* **Work instructions**:
Scan the entries below and say how many lines contain "Entity". Write only the number.

* **Data about app and page elements**:
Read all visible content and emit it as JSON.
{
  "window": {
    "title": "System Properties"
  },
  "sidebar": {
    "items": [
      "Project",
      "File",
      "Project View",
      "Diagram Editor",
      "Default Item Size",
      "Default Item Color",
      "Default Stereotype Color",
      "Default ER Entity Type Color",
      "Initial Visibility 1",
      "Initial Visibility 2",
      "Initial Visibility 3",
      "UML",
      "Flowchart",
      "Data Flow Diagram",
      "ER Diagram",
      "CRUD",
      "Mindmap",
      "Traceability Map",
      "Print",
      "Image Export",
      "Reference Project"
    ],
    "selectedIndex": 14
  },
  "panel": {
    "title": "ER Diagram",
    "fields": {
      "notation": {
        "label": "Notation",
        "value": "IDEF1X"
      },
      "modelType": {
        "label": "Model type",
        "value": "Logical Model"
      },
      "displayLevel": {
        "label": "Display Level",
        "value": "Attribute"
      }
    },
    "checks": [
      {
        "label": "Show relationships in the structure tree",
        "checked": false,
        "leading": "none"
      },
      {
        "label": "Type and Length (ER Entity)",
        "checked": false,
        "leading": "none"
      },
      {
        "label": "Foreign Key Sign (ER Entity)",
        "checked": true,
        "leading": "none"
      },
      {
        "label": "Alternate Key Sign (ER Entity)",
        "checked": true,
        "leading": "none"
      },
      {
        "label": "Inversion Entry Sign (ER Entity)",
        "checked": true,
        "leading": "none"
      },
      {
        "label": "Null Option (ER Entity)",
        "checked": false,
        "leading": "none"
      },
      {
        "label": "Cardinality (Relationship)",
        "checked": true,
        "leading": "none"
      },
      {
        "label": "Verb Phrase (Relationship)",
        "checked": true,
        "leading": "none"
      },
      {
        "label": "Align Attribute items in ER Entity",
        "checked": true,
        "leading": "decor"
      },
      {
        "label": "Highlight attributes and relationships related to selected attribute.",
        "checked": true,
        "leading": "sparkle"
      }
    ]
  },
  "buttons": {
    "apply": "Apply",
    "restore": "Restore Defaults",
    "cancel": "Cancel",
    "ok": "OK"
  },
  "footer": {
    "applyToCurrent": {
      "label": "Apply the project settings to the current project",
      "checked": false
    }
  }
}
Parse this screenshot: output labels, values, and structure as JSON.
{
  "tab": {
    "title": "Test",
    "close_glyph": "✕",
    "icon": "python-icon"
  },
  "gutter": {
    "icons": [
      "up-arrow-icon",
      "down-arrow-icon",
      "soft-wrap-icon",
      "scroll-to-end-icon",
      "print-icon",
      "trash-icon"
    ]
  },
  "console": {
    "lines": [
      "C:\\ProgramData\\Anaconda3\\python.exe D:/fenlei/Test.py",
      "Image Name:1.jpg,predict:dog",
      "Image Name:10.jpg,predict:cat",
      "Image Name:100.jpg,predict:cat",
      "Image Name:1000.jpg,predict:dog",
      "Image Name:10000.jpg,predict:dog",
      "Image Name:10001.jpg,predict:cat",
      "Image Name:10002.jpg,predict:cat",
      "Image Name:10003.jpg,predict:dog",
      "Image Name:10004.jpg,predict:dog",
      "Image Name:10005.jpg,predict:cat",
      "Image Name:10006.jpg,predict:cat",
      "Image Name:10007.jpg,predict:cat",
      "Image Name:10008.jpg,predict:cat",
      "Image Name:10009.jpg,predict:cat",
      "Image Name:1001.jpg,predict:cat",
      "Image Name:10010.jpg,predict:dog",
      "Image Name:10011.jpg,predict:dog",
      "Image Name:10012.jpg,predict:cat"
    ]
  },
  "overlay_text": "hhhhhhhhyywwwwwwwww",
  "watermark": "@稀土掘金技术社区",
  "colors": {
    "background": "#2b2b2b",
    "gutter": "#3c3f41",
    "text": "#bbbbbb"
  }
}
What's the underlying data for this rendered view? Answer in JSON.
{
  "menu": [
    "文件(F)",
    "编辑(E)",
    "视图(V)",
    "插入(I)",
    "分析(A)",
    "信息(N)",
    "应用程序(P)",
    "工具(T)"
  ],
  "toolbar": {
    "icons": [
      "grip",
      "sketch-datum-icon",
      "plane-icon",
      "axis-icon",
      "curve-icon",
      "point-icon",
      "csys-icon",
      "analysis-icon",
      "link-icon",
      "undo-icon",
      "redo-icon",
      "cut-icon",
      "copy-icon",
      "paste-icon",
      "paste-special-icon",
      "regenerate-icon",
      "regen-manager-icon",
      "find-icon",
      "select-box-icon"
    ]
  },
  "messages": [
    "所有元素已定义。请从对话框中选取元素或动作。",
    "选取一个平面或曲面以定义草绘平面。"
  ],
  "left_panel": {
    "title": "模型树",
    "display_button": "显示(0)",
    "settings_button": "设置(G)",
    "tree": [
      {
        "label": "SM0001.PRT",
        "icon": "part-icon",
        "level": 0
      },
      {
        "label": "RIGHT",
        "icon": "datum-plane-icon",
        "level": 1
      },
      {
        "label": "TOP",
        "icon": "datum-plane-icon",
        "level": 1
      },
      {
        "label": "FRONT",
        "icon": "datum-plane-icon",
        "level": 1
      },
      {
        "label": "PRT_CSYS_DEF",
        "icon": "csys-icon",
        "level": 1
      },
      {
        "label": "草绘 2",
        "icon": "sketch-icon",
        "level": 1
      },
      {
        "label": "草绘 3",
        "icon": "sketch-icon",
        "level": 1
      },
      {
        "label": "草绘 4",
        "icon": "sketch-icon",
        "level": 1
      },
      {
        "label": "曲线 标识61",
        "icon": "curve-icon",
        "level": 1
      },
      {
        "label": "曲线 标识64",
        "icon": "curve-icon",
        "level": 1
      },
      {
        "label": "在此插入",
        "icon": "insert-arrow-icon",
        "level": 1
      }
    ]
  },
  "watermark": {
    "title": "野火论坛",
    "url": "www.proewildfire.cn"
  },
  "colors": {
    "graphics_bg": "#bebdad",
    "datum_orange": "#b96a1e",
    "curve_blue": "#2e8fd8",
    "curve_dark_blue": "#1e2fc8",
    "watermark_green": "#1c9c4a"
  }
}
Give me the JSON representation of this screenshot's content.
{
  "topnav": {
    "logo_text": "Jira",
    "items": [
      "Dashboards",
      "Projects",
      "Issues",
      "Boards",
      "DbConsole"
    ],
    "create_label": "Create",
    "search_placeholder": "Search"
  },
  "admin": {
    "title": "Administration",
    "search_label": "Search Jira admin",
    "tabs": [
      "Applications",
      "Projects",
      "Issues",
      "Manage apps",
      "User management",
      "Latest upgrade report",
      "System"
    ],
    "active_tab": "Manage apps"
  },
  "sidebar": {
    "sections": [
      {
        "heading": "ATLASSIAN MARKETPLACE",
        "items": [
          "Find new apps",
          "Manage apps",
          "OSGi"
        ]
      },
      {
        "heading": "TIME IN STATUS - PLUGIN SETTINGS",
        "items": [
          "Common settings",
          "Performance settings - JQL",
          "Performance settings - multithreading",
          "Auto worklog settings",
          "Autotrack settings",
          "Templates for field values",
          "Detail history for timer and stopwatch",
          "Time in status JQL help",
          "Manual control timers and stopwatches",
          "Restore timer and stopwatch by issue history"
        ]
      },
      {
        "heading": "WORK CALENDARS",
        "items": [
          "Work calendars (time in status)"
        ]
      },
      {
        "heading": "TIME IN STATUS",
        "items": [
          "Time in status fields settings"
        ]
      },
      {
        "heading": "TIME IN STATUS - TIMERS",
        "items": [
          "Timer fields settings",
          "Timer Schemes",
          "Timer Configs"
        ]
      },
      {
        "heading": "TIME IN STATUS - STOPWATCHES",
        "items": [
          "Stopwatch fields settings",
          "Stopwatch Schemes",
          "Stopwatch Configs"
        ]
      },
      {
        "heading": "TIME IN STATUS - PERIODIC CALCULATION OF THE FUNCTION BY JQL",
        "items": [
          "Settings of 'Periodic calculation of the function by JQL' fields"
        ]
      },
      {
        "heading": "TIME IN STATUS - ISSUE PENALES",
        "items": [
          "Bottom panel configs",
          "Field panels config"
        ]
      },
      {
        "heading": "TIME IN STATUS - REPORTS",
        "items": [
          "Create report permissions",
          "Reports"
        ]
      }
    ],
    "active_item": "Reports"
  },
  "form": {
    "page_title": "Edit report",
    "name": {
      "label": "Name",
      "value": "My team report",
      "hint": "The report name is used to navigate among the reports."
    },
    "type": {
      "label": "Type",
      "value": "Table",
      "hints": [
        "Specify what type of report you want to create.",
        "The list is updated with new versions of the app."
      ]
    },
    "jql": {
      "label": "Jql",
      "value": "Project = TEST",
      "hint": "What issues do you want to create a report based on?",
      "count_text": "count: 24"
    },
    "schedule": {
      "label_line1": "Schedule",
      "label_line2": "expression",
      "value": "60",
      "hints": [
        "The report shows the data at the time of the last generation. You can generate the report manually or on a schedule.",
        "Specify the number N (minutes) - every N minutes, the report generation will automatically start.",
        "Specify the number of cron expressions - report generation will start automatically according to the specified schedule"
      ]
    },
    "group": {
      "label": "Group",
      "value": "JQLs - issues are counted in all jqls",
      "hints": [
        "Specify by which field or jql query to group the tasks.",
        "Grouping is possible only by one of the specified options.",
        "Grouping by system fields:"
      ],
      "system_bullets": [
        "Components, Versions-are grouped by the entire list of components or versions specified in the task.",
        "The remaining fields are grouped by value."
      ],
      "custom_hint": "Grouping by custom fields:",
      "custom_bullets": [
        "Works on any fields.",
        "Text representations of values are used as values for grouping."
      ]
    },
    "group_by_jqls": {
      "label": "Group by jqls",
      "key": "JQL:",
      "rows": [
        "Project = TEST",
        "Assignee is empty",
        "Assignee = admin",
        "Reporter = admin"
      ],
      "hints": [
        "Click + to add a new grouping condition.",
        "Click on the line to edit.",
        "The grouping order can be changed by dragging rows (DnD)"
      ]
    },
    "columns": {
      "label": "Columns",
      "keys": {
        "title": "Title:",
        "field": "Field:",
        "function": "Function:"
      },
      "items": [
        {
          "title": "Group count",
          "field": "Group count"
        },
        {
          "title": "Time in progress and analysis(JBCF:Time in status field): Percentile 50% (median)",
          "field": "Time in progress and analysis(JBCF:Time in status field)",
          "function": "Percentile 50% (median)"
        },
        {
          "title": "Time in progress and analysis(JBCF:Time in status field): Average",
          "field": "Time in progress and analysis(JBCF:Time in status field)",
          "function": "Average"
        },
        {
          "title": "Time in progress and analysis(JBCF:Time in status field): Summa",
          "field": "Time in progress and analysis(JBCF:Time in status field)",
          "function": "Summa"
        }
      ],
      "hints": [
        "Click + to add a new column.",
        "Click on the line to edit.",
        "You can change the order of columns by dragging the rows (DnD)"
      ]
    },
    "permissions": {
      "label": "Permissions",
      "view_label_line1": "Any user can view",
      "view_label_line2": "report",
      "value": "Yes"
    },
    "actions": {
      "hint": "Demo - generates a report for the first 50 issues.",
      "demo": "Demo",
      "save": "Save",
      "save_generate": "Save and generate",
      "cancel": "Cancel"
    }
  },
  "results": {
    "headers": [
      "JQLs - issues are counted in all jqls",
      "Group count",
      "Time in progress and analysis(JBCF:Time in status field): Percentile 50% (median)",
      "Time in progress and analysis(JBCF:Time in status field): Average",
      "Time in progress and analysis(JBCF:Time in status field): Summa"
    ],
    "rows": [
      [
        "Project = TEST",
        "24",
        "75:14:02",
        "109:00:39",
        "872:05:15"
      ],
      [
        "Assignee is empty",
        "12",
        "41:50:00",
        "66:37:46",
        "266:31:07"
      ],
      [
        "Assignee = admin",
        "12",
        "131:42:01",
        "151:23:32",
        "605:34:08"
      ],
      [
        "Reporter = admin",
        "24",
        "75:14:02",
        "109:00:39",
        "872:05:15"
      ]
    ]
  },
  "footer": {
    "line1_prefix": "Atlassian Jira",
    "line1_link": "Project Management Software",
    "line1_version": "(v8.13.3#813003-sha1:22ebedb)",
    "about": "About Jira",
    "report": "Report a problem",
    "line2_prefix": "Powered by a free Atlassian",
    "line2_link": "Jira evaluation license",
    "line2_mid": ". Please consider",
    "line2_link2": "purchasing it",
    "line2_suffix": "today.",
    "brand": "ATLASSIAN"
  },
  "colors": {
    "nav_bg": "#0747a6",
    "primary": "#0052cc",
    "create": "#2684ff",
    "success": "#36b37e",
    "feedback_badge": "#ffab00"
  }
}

* **Reply to the exercise**:
7